Harris County supports the sovereignty of the nation of Ukraine and their fight for peace. So, our Harris County Fire Marshal was happy to comply when the Daar Charitable Foundation requested supplies to assist and aid Ukrainian troops as part of the Texas Law Enforcement for Ukraine initiative. Harris County was able to provide old and out-of-service ballistic body armor equipment, which includes 52 sets of complete set armor, 15 each of individual panels, and 16 each of empty carriers. The equipment will go to Ukrainian civilian volunteers and territorial defense. The Daar Charitable Foundation has operated a US-based nonprofit entirely focused on Ukraine for 20 years. With their extensive connections in Ukraine, they aim to provide aid to those Ukrainians remaining in-country, currently in conflict zones.

Upcoming Events


Precinct One Gun BuyBack

As part of the One Safe Houston initiative, Harris County Precinct One will be hosting a Gun Buyback event on July 30, 2022 at Wheeler Avenue Baptist Church (3826 Wheeler Avenue) from 8:00 a.m. to noon. Residents can turn in non-functioning firearms in exchange for $50 gift cards, rifles or shotguns for $100 gift cards, handguns for $150 gift cards, and automatic rifles for $200 gift cards. For more information, visit or call 832-393-6772. Stay tuned for more Harris County gun buyback events.

Upcoming Commissioners Court Meetings

As part of the County Judge’s Office initiative to make local government more transparent and accessible, we invite you to get involved by viewing Commissioners Court meetings. You can check here to see the meeting schedule, and watch the official close captioned livestream here or on the Judge’s homepage here.

Upcoming Flood Control Bond Project Meetings

Harris County never stops preparing for the next big storm. And while the 2018 Harris County Flood Control District Bond Program is in full swing, we continue to seek input from community members as we implement projects in watersheds across the County. If you have a comment about a particular project, we invite you to attend the corresponding virtual meeting and be part of the planning process. Learn more about upcoming 2018 Bond Program Community Engagement Meetings here.

Hazardous Waste Collection Appointments

Do you have unwanted household hazardous items?
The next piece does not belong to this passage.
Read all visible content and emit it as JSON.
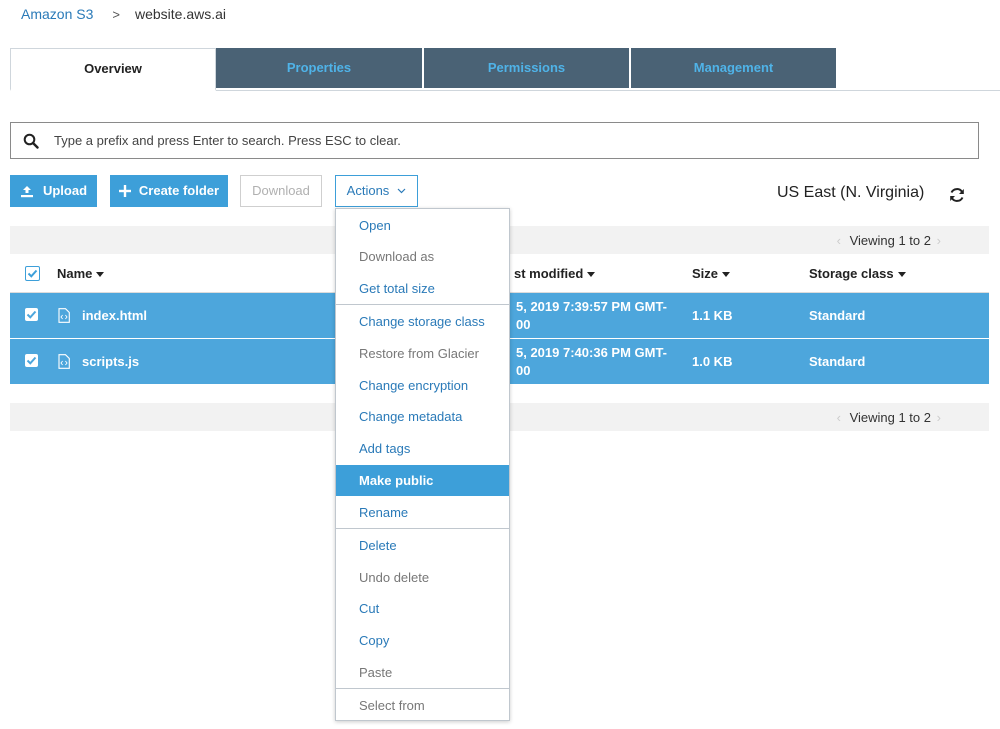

Properly dispose of them by making an appointment with the Household Hazardous Waste Collections facility at 6900 Hahl Road in Houston. Learn what items are accepted and make an appointment here.
About Judge Hidalgo
Harris County Judge Lina Hidalgo is the head of Harris County’s governing body and Director of the Harris County’s Office of Homeland Security and Emergency Management. Judge Hidalgo, alongside four County Precinct Commissioners, oversees a budget of approximately $5 billion that funds services and institutions for the third-largest county in the nation, home to nearly 5 million people.
For more information about Harris County and the Office of the County Judge, click here.